On June 6, 1982 the First Lebanon War broke out when the Israel Defense Forces invaded southern Lebanon to suppress the PLO rocket launchers and bombs. Israeli forces were numerically superior, allowing Israel to maintain both the initiative and an element of surprise. The Syrian Army fielded six divisions and 500 aircraft, while the IDF had eleven tank divisions and twelve infantry brigades, plus 600 aircraft.

Yoav Donat: the gunner and newest recruit Shmulik
Itay Tiran: the tank commander Assi
Oshri Cohen: the gun loader Hertzel
Michael Moshonov: the driver Yigal
Zohar Strauss: platoon commnder Major Jamil
Dudu Tassi: a Syrian POW

This film is not for everyone: during the screening I attended at least four couples could take no more so they left. The horror of the First Lebanon War as seen through through a periscope gun sight of a tank heading into Lebanon is unsettling.

Sound design makes it all too real what with the roar of the engine, the clanking of the treads, the metallic thunk of the tank’s turret as it comes to a stop. The tension at times is almost too much and for many there is a great sense of relief when the end credits finally appear.

for disturbing bloody war violence, language including sexual references and some nudity.

Wednesday, September 1, 2010


True story
Original title: L'instinct de mort
In French with English subtitles.

Jacques Rene Mesrine (pronounced may-rean) was born in Clichy, a suburb of Paris on 28 December 1936. He attended the prestigious Catholic school Collège de Juilly but was expelled for his aggressive behavior.

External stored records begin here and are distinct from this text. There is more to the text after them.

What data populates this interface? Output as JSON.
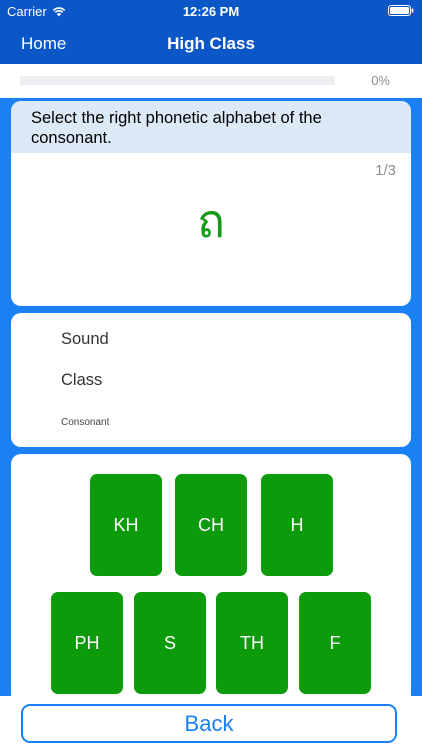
{
  "status_bar": {
    "carrier": "Carrier",
    "time": "12:26 PM"
  },
  "nav": {
    "back_label": "Home",
    "title": "High Class"
  },
  "progress": {
    "value_percent": 0,
    "label": "0%"
  },
  "question": {
    "prompt": "Select the right phonetic alphabet of the consonant.",
    "counter": "1/3",
    "consonant": "ถ"
  },
  "info": {
    "sound_label": "Sound",
    "class_label": "Class",
    "consonant_label": "Consonant"
  },
  "answers": [
    {
      "label": "KH"
    },
    {
      "label": "CH"
    },
    {
      "label": "H"
    },
    {
      "label": "PH"
    },
    {
      "label": "S"
    },
    {
      "label": "TH"
    },
    {
      "label": "F"
    }
  ],
  "footer": {
    "back_button": "Back"
  },
  "colors": {
    "header": "#0b57c7",
    "main_bg": "#1a80f5",
    "answer_green": "#0b9b0b",
    "consonant_green": "#169916"
  },
  "icons": {
    "wifi": "wifi-icon",
    "battery": "battery-icon"
  }
}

After serving with the French Army during the Algerian War of Independence he returned to France in 1959.

Vincent Cassel: Jacques Mesrine, former soldier
Gilles Lellouche: his long time friend Paul
Gérard Depardieu: low-level crime boss Guido
Elena Anaya: Sofia, a dark haired Spanish girl
Cécile de France Jeanne Schneider, a raven haired beauty
Roy Dupuis: small time crook Jean-Paul Mercier

A fast-paced biographical crime thriller with whole chunks of time simply bypassed which is a bit unsettling with the outcome of the scene left to your own imagination.

Although the run time approaches two hours it does not seem overly long, in part because of the crisp editing but more so because it is a riveting portrayal of a fascinating man.

The acting is first class and the action virtually non-stop.

for strong brutal violence, some sexual content and language.

With great attention to detail on the part of the producers (correct coloured Quebec license plates for the year, stubbies during the 1960’s etc) it has not been easy to come up with too many nitpicks. Nevertheless I got a couple:
• Jacques and Jeanne were travelling through Arkansas when they got stopped rather than in Utah. But I have to admit, Arches National Park is much more scenic.
• The product placement rotating bottle nitpick: from one shot to the next the bottle rotates so that the label is clearly seen. In this instance all this takes place while Jacques and Jean-Paul are doing some work on a metal platform while drinking Molson Export beer.
• At the end of their telephone conversation Jeanne hangs up and Jacques is left listening to a busy signal. In reality the line goes dead and you hear nothing.

This is the first in a series currently in theatres. Stay tuned for part two.